In today’s world, it is commonly acknowledged that brands must keep up with cultural trends, to the point that the reasons might seem self-evident. However, “culture” is not a thing; it is the sum total of habits, fears, emotions, and meanings of things in a large group of people; and because culture is grounded on people’s experiences and the social contexts in which they live, it is in constant flow and ever-changing.
What does this mean for brands? The answer is complicated, but in the following lines, I would like to show through a specific example how brands can benefit from better understanding how culture reflects people’s everyday lives.

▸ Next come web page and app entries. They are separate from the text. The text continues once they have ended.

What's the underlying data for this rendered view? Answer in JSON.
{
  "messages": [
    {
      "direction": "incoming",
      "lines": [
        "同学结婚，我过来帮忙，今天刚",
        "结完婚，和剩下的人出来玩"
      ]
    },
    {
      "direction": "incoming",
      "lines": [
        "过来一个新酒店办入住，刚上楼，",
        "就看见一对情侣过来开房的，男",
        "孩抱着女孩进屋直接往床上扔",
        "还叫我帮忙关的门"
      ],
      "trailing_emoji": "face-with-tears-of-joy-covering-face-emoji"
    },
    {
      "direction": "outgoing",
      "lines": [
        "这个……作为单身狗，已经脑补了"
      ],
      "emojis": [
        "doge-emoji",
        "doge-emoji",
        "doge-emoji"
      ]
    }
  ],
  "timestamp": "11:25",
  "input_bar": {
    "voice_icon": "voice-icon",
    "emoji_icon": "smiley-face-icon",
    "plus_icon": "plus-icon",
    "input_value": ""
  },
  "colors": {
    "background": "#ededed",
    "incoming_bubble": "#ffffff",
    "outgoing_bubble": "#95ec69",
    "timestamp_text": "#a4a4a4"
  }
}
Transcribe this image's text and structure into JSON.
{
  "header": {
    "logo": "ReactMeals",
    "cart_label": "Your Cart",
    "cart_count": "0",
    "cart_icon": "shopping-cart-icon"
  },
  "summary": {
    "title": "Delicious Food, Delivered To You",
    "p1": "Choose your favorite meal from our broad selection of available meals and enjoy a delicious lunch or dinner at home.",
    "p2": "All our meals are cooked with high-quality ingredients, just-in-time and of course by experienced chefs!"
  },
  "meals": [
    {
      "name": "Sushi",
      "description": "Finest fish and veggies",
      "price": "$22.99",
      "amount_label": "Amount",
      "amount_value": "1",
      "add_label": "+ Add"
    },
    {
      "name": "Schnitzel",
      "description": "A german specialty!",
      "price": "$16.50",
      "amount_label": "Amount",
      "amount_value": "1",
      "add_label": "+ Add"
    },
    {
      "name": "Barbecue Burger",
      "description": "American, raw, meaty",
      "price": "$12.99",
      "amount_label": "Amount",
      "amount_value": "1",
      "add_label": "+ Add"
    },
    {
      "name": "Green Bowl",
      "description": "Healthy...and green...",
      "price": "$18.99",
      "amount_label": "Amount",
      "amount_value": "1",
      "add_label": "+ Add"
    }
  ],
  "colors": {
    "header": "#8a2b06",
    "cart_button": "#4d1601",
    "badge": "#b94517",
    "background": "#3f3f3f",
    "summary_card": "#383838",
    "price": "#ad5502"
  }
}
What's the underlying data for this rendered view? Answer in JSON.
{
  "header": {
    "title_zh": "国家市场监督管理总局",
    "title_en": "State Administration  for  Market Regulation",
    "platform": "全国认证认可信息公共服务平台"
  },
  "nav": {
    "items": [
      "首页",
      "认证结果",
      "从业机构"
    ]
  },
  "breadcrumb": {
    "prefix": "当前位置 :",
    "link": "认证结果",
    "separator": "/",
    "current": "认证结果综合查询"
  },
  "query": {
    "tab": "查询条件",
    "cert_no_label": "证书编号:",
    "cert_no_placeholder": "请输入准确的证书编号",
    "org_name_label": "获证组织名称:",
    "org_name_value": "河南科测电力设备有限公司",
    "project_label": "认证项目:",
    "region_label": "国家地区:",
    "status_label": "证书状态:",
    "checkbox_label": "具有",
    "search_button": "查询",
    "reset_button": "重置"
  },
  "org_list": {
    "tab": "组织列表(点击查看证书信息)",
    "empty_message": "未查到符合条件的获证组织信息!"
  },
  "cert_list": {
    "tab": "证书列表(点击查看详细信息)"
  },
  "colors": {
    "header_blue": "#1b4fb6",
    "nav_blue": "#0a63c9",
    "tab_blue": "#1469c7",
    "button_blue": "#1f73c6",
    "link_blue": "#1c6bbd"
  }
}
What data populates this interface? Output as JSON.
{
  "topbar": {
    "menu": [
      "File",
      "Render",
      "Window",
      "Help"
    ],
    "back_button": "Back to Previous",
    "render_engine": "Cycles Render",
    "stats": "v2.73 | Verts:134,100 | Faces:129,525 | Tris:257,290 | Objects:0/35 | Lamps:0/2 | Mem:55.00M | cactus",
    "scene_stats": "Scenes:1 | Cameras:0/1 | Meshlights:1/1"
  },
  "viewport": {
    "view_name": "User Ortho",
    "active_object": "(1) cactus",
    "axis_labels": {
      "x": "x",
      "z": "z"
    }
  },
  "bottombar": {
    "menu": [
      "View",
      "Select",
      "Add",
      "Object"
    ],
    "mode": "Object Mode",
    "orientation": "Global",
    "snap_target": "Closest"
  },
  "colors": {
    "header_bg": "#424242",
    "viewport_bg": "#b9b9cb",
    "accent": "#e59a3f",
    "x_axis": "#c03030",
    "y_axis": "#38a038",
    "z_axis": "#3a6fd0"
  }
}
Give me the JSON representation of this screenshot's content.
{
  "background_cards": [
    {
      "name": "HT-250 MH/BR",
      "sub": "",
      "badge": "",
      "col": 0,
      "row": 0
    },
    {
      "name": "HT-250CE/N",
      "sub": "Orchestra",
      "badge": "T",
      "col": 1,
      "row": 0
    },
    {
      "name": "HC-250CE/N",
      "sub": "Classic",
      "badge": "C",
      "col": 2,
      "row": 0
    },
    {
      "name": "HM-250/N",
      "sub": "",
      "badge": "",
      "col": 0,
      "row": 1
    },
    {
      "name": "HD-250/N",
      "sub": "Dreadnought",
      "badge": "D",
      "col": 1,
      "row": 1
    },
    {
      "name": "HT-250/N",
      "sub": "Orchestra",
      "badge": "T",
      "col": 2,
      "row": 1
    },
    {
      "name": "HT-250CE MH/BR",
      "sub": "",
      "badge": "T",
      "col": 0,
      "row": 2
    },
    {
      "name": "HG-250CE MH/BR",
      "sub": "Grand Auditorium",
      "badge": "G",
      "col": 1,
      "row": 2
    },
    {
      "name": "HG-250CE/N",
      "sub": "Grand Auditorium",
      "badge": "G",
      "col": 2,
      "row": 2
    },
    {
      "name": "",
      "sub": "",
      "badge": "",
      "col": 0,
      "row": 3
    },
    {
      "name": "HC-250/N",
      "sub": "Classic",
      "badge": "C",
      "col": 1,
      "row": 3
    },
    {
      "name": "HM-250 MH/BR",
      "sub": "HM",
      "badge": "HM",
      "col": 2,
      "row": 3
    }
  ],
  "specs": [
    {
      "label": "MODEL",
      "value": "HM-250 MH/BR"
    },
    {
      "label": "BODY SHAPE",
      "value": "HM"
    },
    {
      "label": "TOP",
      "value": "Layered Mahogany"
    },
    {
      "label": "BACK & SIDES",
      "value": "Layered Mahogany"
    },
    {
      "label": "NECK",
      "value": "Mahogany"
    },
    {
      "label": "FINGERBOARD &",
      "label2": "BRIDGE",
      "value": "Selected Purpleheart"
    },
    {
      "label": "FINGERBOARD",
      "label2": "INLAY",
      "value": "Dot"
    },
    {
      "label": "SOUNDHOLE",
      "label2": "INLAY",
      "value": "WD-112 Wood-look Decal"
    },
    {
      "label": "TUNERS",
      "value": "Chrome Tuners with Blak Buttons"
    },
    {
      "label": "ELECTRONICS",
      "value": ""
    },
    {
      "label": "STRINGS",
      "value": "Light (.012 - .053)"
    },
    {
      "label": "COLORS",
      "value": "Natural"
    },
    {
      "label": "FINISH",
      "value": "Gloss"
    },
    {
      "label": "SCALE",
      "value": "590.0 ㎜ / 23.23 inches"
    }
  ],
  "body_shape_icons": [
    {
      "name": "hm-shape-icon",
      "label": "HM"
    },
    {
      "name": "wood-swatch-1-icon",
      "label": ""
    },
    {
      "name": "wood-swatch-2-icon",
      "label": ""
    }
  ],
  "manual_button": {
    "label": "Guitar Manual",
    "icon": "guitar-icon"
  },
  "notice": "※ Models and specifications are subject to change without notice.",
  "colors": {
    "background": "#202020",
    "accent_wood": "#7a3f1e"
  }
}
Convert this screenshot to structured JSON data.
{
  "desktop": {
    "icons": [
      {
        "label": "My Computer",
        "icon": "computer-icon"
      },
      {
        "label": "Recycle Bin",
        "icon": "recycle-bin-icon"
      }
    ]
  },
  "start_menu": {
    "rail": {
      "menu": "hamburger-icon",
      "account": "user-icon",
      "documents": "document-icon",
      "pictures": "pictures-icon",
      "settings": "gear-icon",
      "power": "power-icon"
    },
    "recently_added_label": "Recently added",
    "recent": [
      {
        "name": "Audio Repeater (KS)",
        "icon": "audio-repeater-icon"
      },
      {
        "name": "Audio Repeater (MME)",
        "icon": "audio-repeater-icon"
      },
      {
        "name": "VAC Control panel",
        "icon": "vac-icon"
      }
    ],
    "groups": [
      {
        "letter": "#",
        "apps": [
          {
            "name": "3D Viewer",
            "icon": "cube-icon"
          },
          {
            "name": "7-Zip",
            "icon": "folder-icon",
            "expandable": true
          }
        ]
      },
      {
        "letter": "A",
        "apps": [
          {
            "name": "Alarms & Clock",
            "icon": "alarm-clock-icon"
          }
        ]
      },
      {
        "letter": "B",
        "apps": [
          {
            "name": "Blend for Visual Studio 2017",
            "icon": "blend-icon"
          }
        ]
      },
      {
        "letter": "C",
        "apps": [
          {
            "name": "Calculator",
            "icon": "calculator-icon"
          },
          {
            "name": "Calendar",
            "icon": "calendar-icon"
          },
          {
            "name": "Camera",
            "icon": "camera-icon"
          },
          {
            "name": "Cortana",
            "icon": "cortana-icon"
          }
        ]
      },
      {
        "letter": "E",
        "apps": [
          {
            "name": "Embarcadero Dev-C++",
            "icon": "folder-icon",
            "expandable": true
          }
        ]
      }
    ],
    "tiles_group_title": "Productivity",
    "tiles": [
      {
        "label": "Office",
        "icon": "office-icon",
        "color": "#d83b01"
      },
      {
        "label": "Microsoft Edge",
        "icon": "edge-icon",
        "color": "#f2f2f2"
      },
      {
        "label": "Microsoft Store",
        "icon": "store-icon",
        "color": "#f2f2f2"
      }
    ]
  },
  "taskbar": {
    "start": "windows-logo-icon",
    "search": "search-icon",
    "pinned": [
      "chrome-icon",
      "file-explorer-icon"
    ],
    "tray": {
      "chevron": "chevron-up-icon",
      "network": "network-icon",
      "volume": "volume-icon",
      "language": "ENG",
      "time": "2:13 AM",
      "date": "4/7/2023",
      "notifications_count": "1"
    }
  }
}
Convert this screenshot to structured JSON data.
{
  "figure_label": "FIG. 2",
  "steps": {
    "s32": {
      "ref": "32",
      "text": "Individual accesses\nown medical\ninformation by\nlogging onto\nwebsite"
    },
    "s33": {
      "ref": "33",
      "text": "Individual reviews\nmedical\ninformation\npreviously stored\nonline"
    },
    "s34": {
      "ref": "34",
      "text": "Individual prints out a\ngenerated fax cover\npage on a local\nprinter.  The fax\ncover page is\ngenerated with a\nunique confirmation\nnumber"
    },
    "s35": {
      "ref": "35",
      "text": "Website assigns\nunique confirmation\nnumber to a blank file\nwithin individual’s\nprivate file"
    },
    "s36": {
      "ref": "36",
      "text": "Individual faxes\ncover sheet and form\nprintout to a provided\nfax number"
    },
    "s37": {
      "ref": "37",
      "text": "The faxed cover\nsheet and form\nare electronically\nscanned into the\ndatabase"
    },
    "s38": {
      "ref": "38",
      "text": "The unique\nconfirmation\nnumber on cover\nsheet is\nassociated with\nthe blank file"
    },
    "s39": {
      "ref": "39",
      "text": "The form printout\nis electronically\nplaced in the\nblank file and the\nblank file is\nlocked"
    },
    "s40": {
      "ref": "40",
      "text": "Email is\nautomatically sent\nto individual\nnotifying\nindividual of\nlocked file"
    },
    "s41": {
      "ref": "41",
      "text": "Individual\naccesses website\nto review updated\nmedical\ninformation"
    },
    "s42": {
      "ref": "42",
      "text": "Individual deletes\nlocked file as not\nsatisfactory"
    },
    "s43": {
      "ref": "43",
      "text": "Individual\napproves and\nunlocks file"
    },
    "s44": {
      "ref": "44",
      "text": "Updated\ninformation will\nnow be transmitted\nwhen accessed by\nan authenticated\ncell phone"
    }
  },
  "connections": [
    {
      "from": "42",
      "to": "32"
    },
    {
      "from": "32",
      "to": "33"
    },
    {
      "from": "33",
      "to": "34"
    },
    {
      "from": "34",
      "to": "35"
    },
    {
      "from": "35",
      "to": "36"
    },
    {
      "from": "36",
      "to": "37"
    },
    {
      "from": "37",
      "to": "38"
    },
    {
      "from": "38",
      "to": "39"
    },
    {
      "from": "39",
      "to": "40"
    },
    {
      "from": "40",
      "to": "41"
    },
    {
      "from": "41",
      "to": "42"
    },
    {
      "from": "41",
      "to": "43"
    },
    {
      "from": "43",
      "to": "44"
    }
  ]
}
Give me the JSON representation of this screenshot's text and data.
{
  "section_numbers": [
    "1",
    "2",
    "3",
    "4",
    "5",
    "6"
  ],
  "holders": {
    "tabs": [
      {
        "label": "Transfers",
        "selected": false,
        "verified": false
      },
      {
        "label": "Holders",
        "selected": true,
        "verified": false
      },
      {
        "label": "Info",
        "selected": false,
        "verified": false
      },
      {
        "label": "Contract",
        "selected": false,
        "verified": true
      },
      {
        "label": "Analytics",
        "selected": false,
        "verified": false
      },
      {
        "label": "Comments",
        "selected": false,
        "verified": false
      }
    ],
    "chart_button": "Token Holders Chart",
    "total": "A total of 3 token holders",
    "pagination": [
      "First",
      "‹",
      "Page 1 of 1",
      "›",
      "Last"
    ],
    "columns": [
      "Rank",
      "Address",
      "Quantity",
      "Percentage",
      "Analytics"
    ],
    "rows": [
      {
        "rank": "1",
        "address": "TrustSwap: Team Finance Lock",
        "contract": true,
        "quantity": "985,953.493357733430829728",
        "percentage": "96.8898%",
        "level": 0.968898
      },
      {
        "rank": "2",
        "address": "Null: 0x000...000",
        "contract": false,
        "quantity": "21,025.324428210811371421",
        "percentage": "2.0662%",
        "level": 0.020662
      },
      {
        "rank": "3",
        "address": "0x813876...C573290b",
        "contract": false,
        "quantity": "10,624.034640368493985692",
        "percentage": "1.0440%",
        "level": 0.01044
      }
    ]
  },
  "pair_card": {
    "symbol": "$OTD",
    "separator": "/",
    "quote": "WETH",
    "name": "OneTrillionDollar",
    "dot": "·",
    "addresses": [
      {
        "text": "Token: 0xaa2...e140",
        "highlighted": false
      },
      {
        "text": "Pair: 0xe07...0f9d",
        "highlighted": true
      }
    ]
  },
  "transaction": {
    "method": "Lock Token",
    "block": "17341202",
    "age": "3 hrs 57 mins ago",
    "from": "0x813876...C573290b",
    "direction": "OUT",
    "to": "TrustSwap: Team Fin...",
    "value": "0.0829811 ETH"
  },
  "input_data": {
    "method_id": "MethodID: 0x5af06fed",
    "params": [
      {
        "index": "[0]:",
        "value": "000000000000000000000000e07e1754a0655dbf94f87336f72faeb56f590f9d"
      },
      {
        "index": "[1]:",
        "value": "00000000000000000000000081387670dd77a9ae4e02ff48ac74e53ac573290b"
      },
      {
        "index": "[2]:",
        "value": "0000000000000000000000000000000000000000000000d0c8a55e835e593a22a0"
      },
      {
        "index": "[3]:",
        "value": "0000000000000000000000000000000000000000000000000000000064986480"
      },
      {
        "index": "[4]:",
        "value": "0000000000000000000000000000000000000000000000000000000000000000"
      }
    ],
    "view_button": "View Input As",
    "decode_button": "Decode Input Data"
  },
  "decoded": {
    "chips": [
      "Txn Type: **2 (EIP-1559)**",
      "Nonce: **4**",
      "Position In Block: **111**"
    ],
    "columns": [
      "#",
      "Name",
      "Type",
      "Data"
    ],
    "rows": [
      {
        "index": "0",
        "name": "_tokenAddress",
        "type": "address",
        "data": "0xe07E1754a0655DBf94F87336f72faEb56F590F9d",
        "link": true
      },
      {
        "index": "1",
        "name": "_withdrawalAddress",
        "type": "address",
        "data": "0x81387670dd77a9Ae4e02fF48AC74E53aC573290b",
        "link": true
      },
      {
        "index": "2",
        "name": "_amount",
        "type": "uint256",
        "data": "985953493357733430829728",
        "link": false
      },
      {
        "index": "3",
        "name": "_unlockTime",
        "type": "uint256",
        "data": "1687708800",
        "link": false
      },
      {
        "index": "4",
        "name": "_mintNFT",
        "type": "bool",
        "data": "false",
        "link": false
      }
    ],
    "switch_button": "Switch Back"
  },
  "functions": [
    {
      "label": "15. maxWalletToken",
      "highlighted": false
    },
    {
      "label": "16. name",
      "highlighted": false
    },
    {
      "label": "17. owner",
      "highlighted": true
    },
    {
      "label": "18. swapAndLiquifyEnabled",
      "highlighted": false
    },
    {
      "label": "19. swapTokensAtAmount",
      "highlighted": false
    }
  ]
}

BAMM recently worked with a global multi-billion-dollar sports brand that had a few years of spectacular growth, but whose sales stalled due to changes in consumer trends. To help this brand regain its momentum, BAMM designed and conducted a research project with a very simple goal: to know more about the brand’s core consumer to being able to align their business around them. In doing so, BAMM proposed that answering our simple question would provide insights on what drives people to consume sports products and services (both the brand’s products and its competitors’) in very different markets, and how the brand could use those insights to redirect their design and marketing strategy.
An approach to culture based on people’s experiences: an engine to drive brand momentum
For this project, we developed methodologies which allowed us to know more about what sports mean to the brand’s core users. “What role do sports play in their lives?” was an important question that helped us understand not just how culture drive purchases, but how personal paths or a desire for success in sports also affect brand loyalty and the connection between products and emotions.
Through sit-down interviews, we found out how these users relate to specific brands and sport products emotionally. We also followed these interviewees in their sporting activities to see what their sport routines look like, the things they pay attention to, what they don’t, the reasons they chose the clothes they did, and how all of these things play into the larger narrative of the person’s identity. All of this information allowed us to unearth important insights that pertain to both individuals and the culture they live in, such as the fact these users remember moments of sporting highs fondly and vividly, and that recognition counts more when it comes from fellow athletes (not brands). These insights allowed the brand to direct their messages in a more focused way, one that can be more impactful and can resonate more powerfully with their consumers.
By going through our interviewee’s sport clothes with them, we noticed clothing was not just about performance or looks. These pieces of clothing had stories embedded in them that users incorporated into their own identities. We found that they expect their clothes to play a part in their hopes of success in their sporting present and future, a fact that added symbolic complexity to the act of making purchase decisions. This exercise also allowed us to notice the degree to which some brands were very prevalent in these users’ closets; and how the users themselves were not conscious of this until we pointed it out to them. This fact gave the brand a clearer picture of their competition, and more importantly why it is that people respond so well to some of their competitors’ strategies.
Finally, by looking at users’ engagement with their sports, we were able to realize to what degree cultural differences should drive strategy. For instance, we found out that basketball culture is significantly different in China and the United States, despite both markets sharing a significant amount of love for the NBA and American basketball stars. These cultural differences indeed have an impact on the clothes people wear to play basketball (and what they purchase), but they also determine how people who play sports perceive the sporting world surrounding them, a fact that will be used to make informed brand sponsorship decisions.
What does this mean for brands?
By focusing on knowing their user better, by knowing more about their hopes and desires, and how clothing and brands play a role in their identities, we found out who these people are as human beings and agents of culture. This approach allowed us to provide insights that would not have been apparent if we saw culture as being disconnected from the actual practices, emotions and habits of individual people. Using this approach allowed us to help the brand create momentum to drive their growth in ways that were innovative, disruptive, and without betraying their identity as a brand.
There are important opportunities to be found by better understanding culture. But culture is not something that can be read like a magazine or a book, with information that is static; culture is in constant flow, and this flow reflects what is happening in people’s everyday lives, their dreams and aspirations, as well as the transformations taking place in the society in which they live. Because of our methods and sociocultural expertise, BAMM was able to provide insights that opened new opportunities for the brand. We did so by helping them make culture-informed decisions in the present, as well thinking of their products, communications and strategies for the future.